“When I’m thinking about Solidarity, I think about an act of modern opposition,” she said. “However, at the beginning it was not yet politics. The effectiveness of this protest depended on public opinion in Western countries, in democratic countries. That opinion was shaped by foreign journalists.
One attendee of the event asked Junczyk-Ziomecka how Solidarity is taught in Polish schools today.
“First of all, there are still leaders of Solidarity among us,” she replied. “They are witnesses, so they can talk about it, which is very much appreciated by the school system.
“This personal contact is always so important for the young generations, even if they believe we are from the Stone Age,” she added.
In addition, Junczyk-Ziomecka also commented on the current state of Poland’s economy.
“The prices are going up,” she said. “Two weeks ago, my mother told me in Warsaw that, ‘You know, we are buying sugar,’ and I said, ‘Mom, what do you need the sugar for?’ and she said, ‘Well, the price is going up, but they said that you can’t buy more than 10 kilos.’ So the generation before ours still remembers what happened – that the prices would go up so high.”
Junczyk-Ziomecka also spoke about the condition of the Euro – the most common form of currency in Europe – and Poland’s current stance on the monetary system.
“Who is in the better shape? Those who joined Euro or those who [didn’t]?” she asked. “So according to the economies, we are not in that bad [of a] situation because we are not with [the] Euro. But [the] situation goes in the direction that in a total account of the situation that all of the European countries will have the same currency, so we are thinking about in two years [joining] the Euro.”
Additionally, when asked about Polish culture’s resistance to communism, Junczyk-Ziomecka noted, “Polish culture was always in good shape because Polish people are perfect masters to be against [communism] and to ride against something, against the government, against other people.
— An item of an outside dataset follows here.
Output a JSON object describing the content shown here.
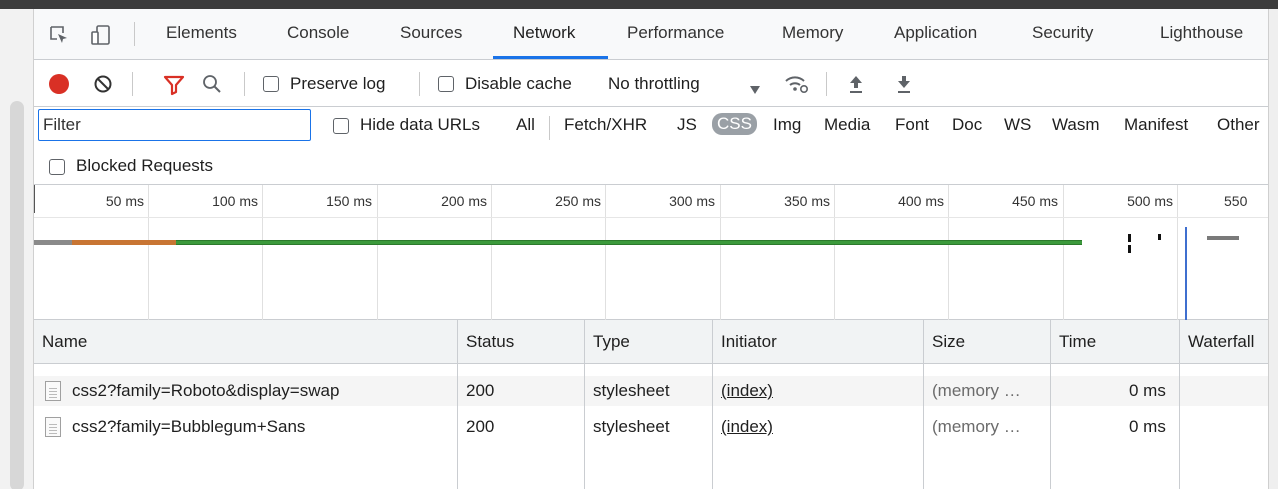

There is so much poetry about it and so [many] novels about it and films about it… to be against and to fight, it’s wonderful.”
Junczyk-Ziomecka also spoke on the effects of Solidarity in Polish culture today.
“When the Solidarity won, when the communists collapsed, suddenly our writers, our Poles, had nothing to say,” she said. “What is there to say about the good news? For example, look now. Such a terrible crash, the plane crash that happened a year ago. There is only two movies made, and they are mostly propaganda, but there is not drama.”
In addition to Junczyk-Ziomecka, Dr. Robert Cox, the head of the W.E.B. DuBois Library’s special collections unit, spoke at the unveiling of the exhibit about what his department collects and why it chose to bring “Human Solidarity, Polish Solidarność” to UMass.
“We collect things related to the University here,” Cox said. “We collect materials relating to Western Massachusetts, and then we actually do have rich collections for Polish immigrant communities from the 1890s-forward here at UMass.”
Cox also said his unit wants to expand upon its collection of items about social change.
“When we talk about social change in special collections, we think about groups and people who try to change the world,” he said. “People who look around and see social injustice and try to correct it, or people who think of new ways to manage society for the better of all.
“When Bob and Galena [Rothstein] came to us a few years ago with a possibility of adding this massive Polish collection, it immediately struck me that this was square in the middle of our social change mission,” said Cox.
“The Solidarity collection still forms a critical core for the way we see our collections evolving,” Cox added. “We believe that as this becomes more and more distant in history, as the Solidarity movement moves back farther in time, we’re going to see more and more historical research into the movement, and more and more use of it for contemporary movements for social change as well.”
The Polish Solidarity exhibit will continue to be on display through May in W.E.B. DuBois Library’s learning commons.
Karissa Hamblet can be reached at [email protected]